:: YOUR GOAL ::
Give the listing again exactly, omitting its images.

:: ENTRIES SHOWN ::
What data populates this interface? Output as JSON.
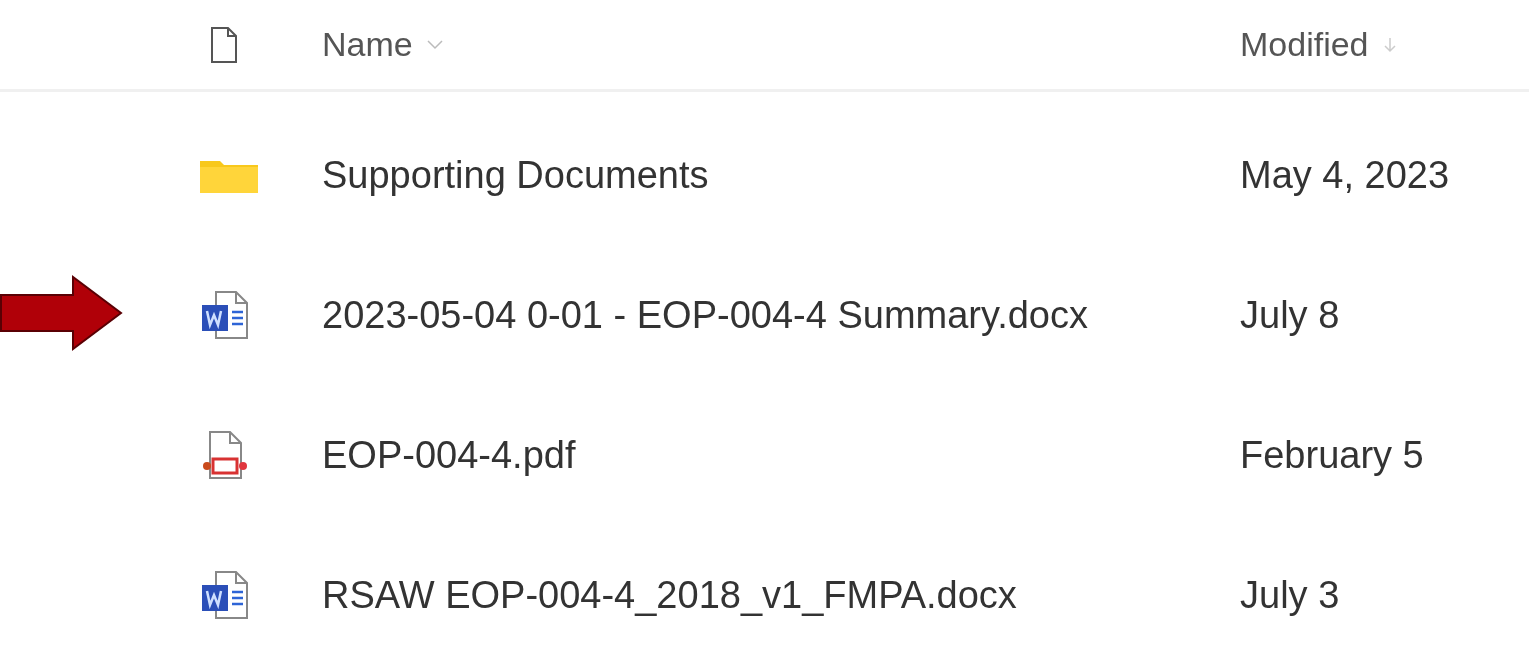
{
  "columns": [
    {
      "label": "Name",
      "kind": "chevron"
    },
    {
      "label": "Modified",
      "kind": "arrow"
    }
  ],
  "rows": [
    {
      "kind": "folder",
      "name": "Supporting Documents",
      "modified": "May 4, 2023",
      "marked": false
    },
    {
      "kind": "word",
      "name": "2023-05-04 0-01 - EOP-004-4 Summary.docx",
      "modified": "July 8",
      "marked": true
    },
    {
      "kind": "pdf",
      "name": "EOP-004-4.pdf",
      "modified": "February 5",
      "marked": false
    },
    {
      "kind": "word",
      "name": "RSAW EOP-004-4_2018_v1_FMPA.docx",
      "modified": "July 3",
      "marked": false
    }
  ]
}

:: EXERCISE ANSWER ::
What data populates this interface? Output as JSON.
{
  "columns": [
    {
      "label": "Name",
      "kind": "chevron"
    },
    {
      "label": "Modified",
      "kind": "arrow"
    }
  ],
  "rows": [
    {
      "kind": "folder",
      "name": "Supporting Documents",
      "modified": "May 4, 2023",
      "marked": false
    },
    {
      "kind": "word",
      "name": "2023-05-04 0-01 - EOP-004-4 Summary.docx",
      "modified": "July 8",
      "marked": true
    },
    {
      "kind": "pdf",
      "name": "EOP-004-4.pdf",
      "modified": "February 5",
      "marked": false
    },
    {
      "kind": "word",
      "name": "RSAW EOP-004-4_2018_v1_FMPA.docx",
      "modified": "July 3",
      "marked": false
    }
  ]
}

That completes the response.